Monday, November 01, 2004

Why not (Libertarian) Michael Badnarik?

Posted by Craig Westover | 3:20 PM |  

Come election time, the challenge for those of us who consider ourselves more “classical liberal” than conservative is justifying a politically pragmatic vote for the more conservative candidate instead of a principled vote for the Libertarian Party candidate, who realistically has no chance of winning.

Virginia Postel, former editor of Reason Magazine, makes this case.

I'm not picking a boyfriend here either, or, for that matter, an intellectual mentor. Given the current balance of power in Congress, there are only two things the president can significantly affect: foreign policy and regulatory policy. I prefer Bush to Kerry on both. It's a cold calculation . . . . He gets my vote in part because I don't identify with him. He's just a hired hand, and he's better than the alternative.
In other words, despite the campaign rhetoric, we’re not electing a president to set the a vision for the nation, to lead us in the paths of righteousness or to reinvent the country. His job is to execute his office and “preserve, protect and defend the Constitution of the United States,” 95-plus percent of which is administrative detail. Doing so requires a certain amount of political capital that Bush has and Badnarik does not. From that perspective, Bush is again, “better than the alternative.”

Regardless of who is president, a citizen’s loyalty ought remain to the spirit of liberty as embedded in America’s founding documents. Voting neither obligates one to the president’s view of those documents no absolves one of the obligation to challenge a president’s view that runs counter to the fundamental principles of liberty embedded in those documents.
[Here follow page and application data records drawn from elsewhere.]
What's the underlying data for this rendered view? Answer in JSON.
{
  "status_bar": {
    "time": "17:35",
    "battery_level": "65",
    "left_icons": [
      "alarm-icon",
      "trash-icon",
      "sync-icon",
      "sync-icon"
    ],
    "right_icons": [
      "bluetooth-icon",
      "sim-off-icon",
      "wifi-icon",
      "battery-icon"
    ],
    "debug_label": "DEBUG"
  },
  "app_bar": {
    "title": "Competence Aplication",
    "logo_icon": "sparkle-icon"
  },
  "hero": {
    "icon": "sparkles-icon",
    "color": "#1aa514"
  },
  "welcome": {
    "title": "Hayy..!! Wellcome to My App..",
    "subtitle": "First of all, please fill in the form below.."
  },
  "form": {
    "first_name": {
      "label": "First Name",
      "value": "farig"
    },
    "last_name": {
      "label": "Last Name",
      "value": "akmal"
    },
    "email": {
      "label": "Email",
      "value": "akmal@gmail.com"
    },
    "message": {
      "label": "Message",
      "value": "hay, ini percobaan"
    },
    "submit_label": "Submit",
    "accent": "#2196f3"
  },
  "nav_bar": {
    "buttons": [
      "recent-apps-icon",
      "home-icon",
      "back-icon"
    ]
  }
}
Voting isn’t the end of one’s involvement in politics, but a step of continuation.